WORK INSTRUCTIONS: It is required that all of the data be written out exactly.
*** Opening of RECORDS SUPPLIED ***
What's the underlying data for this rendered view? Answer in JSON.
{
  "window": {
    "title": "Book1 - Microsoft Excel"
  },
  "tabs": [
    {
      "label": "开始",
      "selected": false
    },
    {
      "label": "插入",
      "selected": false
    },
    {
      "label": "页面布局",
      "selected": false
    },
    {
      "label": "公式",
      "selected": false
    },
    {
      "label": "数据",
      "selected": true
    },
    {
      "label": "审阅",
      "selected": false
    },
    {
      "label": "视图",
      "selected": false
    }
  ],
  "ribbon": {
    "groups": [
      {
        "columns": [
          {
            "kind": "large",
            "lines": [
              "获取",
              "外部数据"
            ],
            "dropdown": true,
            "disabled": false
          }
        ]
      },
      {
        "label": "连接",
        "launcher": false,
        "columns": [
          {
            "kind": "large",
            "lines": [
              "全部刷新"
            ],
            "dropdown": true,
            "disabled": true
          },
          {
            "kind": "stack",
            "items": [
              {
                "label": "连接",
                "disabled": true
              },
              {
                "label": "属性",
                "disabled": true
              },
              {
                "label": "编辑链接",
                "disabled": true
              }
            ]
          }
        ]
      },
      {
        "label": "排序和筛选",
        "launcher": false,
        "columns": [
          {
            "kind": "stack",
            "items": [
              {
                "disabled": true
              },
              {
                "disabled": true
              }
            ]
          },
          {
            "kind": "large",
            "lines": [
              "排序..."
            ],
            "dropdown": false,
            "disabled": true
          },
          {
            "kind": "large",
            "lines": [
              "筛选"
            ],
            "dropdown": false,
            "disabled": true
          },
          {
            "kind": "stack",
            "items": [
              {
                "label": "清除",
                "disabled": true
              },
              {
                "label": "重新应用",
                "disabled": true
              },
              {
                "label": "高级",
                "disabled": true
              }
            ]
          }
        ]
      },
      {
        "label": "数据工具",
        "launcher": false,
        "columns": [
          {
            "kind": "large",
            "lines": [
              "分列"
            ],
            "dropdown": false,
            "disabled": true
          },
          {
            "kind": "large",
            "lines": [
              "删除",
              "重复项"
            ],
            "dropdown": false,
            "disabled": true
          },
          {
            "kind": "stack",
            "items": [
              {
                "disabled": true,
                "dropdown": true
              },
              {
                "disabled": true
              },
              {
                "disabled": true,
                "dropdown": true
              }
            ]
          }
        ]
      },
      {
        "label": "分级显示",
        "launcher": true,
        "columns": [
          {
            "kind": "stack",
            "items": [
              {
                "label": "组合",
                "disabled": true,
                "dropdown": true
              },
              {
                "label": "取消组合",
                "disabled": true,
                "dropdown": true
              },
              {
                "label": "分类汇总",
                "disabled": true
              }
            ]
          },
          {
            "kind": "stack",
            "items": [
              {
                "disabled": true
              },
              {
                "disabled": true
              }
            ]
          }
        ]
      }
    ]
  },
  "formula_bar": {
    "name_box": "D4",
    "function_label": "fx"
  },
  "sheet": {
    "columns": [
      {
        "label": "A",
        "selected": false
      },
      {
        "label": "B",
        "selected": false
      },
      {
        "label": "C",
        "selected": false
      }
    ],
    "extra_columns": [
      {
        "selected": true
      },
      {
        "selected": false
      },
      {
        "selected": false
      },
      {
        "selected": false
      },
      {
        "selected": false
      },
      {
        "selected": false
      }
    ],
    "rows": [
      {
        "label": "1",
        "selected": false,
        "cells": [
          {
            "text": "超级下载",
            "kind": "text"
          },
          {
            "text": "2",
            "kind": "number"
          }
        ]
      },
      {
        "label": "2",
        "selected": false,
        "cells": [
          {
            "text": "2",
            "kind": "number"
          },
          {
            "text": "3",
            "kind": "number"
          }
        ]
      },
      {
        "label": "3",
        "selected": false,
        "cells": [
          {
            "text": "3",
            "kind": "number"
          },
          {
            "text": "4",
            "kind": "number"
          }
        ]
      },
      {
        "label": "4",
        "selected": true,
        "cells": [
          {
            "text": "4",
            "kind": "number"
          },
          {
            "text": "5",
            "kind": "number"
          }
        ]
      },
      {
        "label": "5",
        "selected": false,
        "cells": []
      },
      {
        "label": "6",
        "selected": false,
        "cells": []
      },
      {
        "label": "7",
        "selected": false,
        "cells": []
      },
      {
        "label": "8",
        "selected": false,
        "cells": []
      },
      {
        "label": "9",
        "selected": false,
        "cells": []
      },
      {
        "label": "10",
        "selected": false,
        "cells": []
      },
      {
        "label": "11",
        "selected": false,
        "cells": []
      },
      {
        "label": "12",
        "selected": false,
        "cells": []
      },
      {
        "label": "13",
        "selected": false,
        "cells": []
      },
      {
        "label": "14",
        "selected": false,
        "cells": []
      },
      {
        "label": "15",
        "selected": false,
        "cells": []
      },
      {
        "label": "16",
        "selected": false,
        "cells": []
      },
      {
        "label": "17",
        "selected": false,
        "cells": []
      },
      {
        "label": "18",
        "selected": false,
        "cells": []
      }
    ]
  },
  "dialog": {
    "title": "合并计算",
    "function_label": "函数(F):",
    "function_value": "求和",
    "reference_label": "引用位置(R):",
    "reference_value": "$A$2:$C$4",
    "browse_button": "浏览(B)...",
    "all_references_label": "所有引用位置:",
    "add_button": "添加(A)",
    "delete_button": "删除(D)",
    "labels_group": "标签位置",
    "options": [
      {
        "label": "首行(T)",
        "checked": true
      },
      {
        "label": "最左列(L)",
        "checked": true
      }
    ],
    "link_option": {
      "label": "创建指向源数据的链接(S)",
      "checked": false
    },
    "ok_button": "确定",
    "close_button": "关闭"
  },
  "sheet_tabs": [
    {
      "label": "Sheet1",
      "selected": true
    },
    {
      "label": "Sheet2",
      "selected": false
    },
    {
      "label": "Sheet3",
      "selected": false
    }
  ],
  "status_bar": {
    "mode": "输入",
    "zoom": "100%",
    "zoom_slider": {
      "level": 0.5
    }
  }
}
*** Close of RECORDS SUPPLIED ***
FINAL ANSWER:
What's the underlying data for this rendered view? Answer in JSON.
{
  "window": {
    "title": "Book1 - Microsoft Excel"
  },
  "tabs": [
    {
      "label": "开始",
      "selected": false
    },
    {
      "label": "插入",
      "selected": false
    },
    {
      "label": "页面布局",
      "selected": false
    },
    {
      "label": "公式",
      "selected": false
    },
    {
      "label": "数据",
      "selected": true
    },
    {
      "label": "审阅",
      "selected": false
    },
    {
      "label": "视图",
      "selected": false
    }
  ],
  "ribbon": {
    "groups": [
      {
        "columns": [
          {
            "kind": "large",
            "lines": [
              "获取",
              "外部数据"
            ],
            "dropdown": true,
            "disabled": false
          }
        ]
      },
      {
        "label": "连接",
        "launcher": false,
        "columns": [
          {
            "kind": "large",
            "lines": [
              "全部刷新"
            ],
            "dropdown": true,
            "disabled": true
          },
          {
            "kind": "stack",
            "items": [
              {
                "label": "连接",
                "disabled": true
              },
              {
                "label": "属性",
                "disabled": true
              },
              {
                "label": "编辑链接",
                "disabled": true
              }
            ]
          }
        ]
      },
      {
        "label": "排序和筛选",
        "launcher": false,
        "columns": [
          {
            "kind": "stack",
            "items": [
              {
                "disabled": true
              },
              {
                "disabled": true
              }
            ]
          },
          {
            "kind": "large",
            "lines": [
              "排序..."
            ],
            "dropdown": false,
            "disabled": true
          },
          {
            "kind": "large",
            "lines": [
              "筛选"
            ],
            "dropdown": false,
            "disabled": true
          },
          {
            "kind": "stack",
            "items": [
              {
                "label": "清除",
                "disabled": true
              },
              {
                "label": "重新应用",
                "disabled": true
              },
              {
                "label": "高级",
                "disabled": true
              }
            ]
          }
        ]
      },
      {
        "label": "数据工具",
        "launcher": false,
        "columns": [
          {
            "kind": "large",
            "lines": [
              "分列"
            ],
            "dropdown": false,
            "disabled": true
          },
          {
            "kind": "large",
            "lines": [
              "删除",
              "重复项"
            ],
            "dropdown": false,
            "disabled": true
          },
          {
            "kind": "stack",
            "items": [
              {
                "disabled": true,
                "dropdown": true
              },
              {
                "disabled": true
              },
              {
                "disabled": true,
                "dropdown": true
              }
            ]
          }
        ]
      },
      {
        "label": "分级显示",
        "launcher": true,
        "columns": [
          {
            "kind": "stack",
            "items": [
              {
                "label": "组合",
                "disabled": true,
                "dropdown": true
              },
              {
                "label": "取消组合",
                "disabled": true,
                "dropdown": true
              },
              {
                "label": "分类汇总",
                "disabled": true
              }
            ]
          },
          {
            "kind": "stack",
            "items": [
              {
                "disabled": true
              },
              {
                "disabled": true
              }
            ]
          }
        ]
      }
    ]
  },
  "formula_bar": {
    "name_box": "D4",
    "function_label": "fx"
  },
  "sheet": {
    "columns": [
      {
        "label": "A",
        "selected": false
      },
      {
        "label": "B",
        "selected": false
      },
      {
        "label": "C",
        "selected": false
      }
    ],
    "extra_columns": [
      {
        "selected": true
      },
      {
        "selected": false
      },
      {
        "selected": false
      },
      {
        "selected": false
      },
      {
        "selected": false
      },
      {
        "selected": false
      }
    ],
    "rows": [
      {
        "label": "1",
        "selected": false,
        "cells": [
          {
            "text": "超级下载",
            "kind": "text"
          },
          {
            "text": "2",
            "kind": "number"
          }
        ]
      },
      {
        "label": "2",
        "selected": false,
        "cells": [
          {
            "text": "2",
            "kind": "number"
          },
          {
            "text": "3",
            "kind": "number"
          }
        ]
      },
      {
        "label": "3",
        "selected": false,
        "cells": [
          {
            "text": "3",
            "kind": "number"
          },
          {
            "text": "4",
            "kind": "number"
          }
        ]
      },
      {
        "label": "4",
        "selected": true,
        "cells": [
          {
            "text": "4",
            "kind": "number"
          },
          {
            "text": "5",
            "kind": "number"
          }
        ]
      },
      {
        "label": "5",
        "selected": false,
        "cells": []
      },
      {
        "label": "6",
        "selected": false,
        "cells": []
      },
      {
        "label": "7",
        "selected": false,
        "cells": []
      },
      {
        "label": "8",
        "selected": false,
        "cells": []
      },
      {
        "label": "9",
        "selected": false,
        "cells": []
      },
      {
        "label": "10",
        "selected": false,
        "cells": []
      },
      {
        "label": "11",
        "selected": false,
        "cells": []
      },
      {
        "label": "12",
        "selected": false,
        "cells": []
      },
      {
        "label": "13",
        "selected": false,
        "cells": []
      },
      {
        "label": "14",
        "selected": false,
        "cells": []
      },
      {
        "label": "15",
        "selected": false,
        "cells": []
      },
      {
        "label": "16",
        "selected": false,
        "cells": []
      },
      {
        "label": "17",
        "selected": false,
        "cells": []
      },
      {
        "label": "18",
        "selected": false,
        "cells": []
      }
    ]
  },
  "dialog": {
    "title": "合并计算",
    "function_label": "函数(F):",
    "function_value": "求和",
    "reference_label": "引用位置(R):",
    "reference_value": "$A$2:$C$4",
    "browse_button": "浏览(B)...",
    "all_references_label": "所有引用位置:",
    "add_button": "添加(A)",
    "delete_button": "删除(D)",
    "labels_group": "标签位置",
    "options": [
      {
        "label": "首行(T)",
        "checked": true
      },
      {
        "label": "最左列(L)",
        "checked": true
      }
    ],
    "link_option": {
      "label": "创建指向源数据的链接(S)",
      "checked": false
    },
    "ok_button": "确定",
    "close_button": "关闭"
  },
  "sheet_tabs": [
    {
      "label": "Sheet1",
      "selected": true
    },
    {
      "label": "Sheet2",
      "selected": false
    },
    {
      "label": "Sheet3",
      "selected": false
    }
  ],
  "status_bar": {
    "mode": "输入",
    "zoom": "100%",
    "zoom_slider": {
      "level": 0.5
    }
  }
}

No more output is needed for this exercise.